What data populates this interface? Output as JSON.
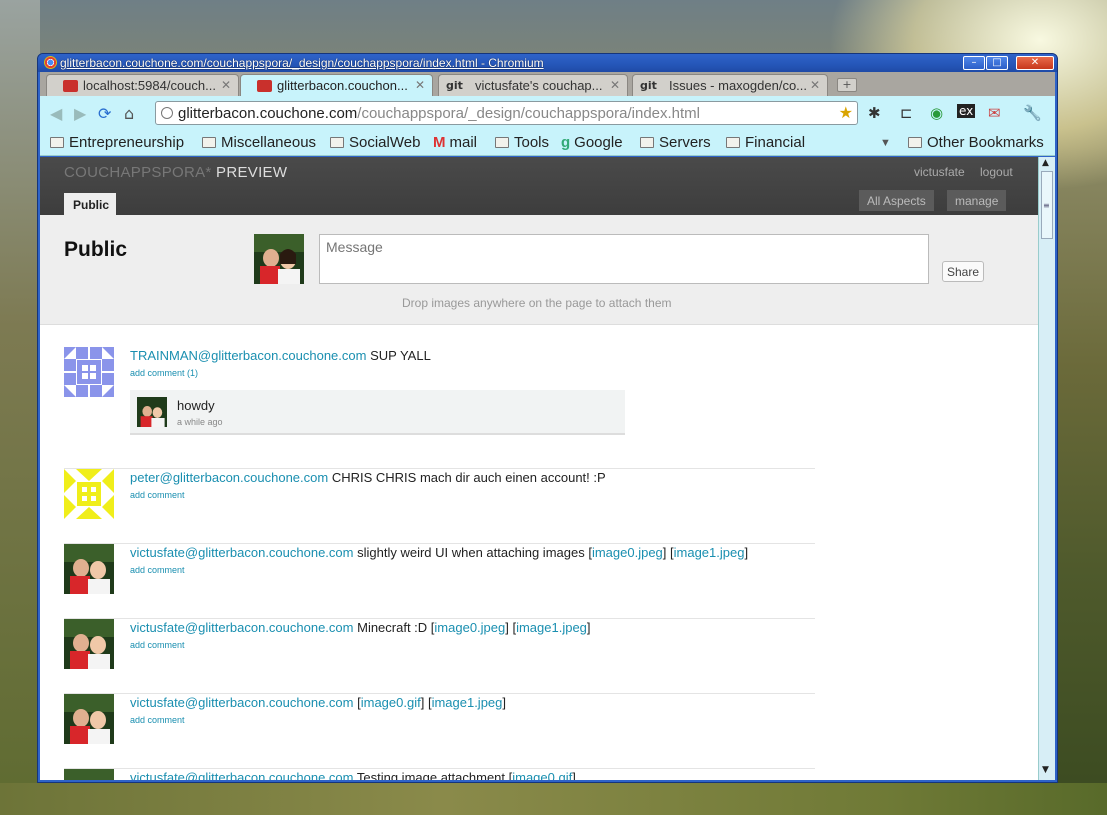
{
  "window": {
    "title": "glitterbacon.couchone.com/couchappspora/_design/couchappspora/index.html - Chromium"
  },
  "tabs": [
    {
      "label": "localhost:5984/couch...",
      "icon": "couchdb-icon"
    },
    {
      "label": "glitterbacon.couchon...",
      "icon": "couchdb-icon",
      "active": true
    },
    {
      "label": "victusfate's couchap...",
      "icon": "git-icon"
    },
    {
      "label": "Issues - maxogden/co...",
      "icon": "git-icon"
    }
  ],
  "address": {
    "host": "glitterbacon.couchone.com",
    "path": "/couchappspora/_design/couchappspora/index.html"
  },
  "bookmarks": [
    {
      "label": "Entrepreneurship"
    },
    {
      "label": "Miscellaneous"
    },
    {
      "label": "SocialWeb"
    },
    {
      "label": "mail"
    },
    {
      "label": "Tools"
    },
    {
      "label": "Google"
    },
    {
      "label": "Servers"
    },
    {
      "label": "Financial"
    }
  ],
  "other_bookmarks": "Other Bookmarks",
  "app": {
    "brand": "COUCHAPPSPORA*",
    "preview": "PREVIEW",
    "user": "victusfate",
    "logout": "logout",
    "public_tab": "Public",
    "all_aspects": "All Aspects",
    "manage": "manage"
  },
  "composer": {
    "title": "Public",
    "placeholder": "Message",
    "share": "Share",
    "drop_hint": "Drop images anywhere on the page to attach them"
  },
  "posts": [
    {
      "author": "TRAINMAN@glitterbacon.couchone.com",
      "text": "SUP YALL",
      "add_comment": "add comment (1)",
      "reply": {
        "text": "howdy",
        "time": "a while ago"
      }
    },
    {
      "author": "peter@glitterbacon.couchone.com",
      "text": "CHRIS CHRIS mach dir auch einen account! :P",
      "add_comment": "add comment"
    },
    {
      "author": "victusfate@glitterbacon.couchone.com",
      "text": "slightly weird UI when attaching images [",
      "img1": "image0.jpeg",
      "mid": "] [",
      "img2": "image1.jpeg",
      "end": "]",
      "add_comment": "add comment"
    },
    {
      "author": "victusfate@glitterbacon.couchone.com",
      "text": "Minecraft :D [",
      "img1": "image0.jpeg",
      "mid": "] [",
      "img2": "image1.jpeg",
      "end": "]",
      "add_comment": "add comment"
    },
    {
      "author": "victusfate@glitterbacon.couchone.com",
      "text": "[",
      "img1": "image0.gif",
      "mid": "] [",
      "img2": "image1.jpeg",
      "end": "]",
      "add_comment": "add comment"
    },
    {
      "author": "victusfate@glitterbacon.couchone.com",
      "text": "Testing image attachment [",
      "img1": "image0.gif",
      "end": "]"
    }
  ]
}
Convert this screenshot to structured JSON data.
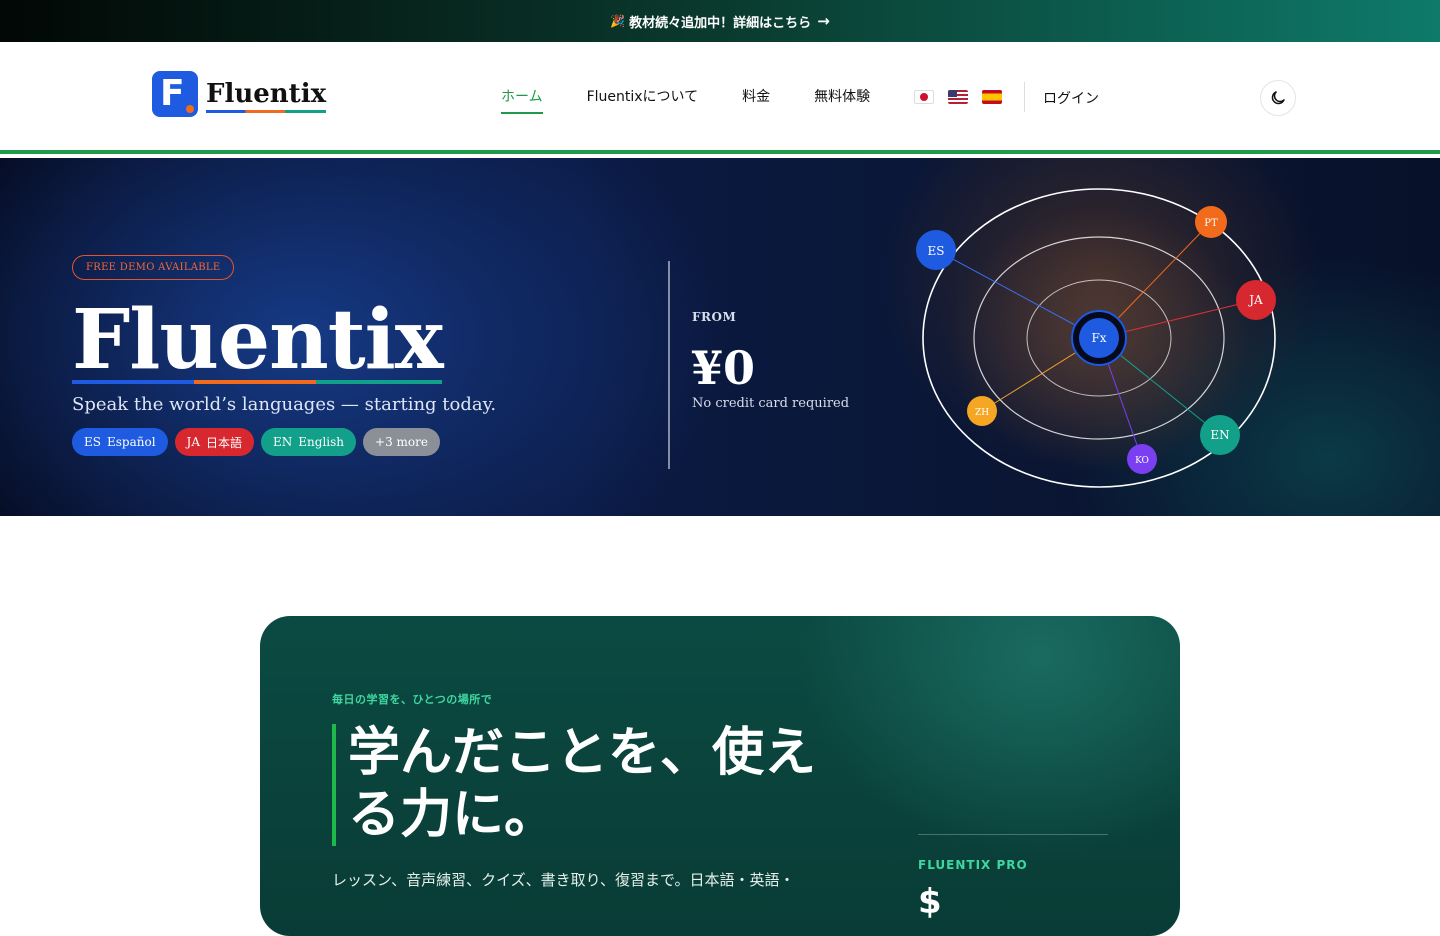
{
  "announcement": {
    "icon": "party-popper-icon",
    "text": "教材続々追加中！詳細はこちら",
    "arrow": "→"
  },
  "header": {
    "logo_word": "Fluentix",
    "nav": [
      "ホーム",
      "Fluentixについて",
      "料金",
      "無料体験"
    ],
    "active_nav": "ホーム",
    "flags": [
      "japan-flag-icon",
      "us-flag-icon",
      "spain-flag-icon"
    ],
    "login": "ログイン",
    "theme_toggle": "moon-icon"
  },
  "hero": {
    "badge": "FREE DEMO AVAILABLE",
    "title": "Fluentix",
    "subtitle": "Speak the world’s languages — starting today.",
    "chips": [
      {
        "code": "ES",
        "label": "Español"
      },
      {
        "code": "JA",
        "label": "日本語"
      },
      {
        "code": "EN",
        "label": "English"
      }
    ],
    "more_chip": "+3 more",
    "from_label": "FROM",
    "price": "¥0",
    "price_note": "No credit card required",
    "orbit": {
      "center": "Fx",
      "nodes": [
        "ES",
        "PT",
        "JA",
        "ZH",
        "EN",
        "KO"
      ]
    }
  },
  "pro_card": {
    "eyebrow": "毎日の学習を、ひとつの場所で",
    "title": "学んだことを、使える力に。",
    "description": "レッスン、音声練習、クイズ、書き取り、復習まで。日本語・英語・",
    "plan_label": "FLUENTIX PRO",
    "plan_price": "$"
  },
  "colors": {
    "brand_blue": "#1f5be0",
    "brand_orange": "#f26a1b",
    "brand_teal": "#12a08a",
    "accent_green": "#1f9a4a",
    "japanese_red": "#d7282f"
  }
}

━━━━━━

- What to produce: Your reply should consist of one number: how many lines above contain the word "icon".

- Result of this exercise: 9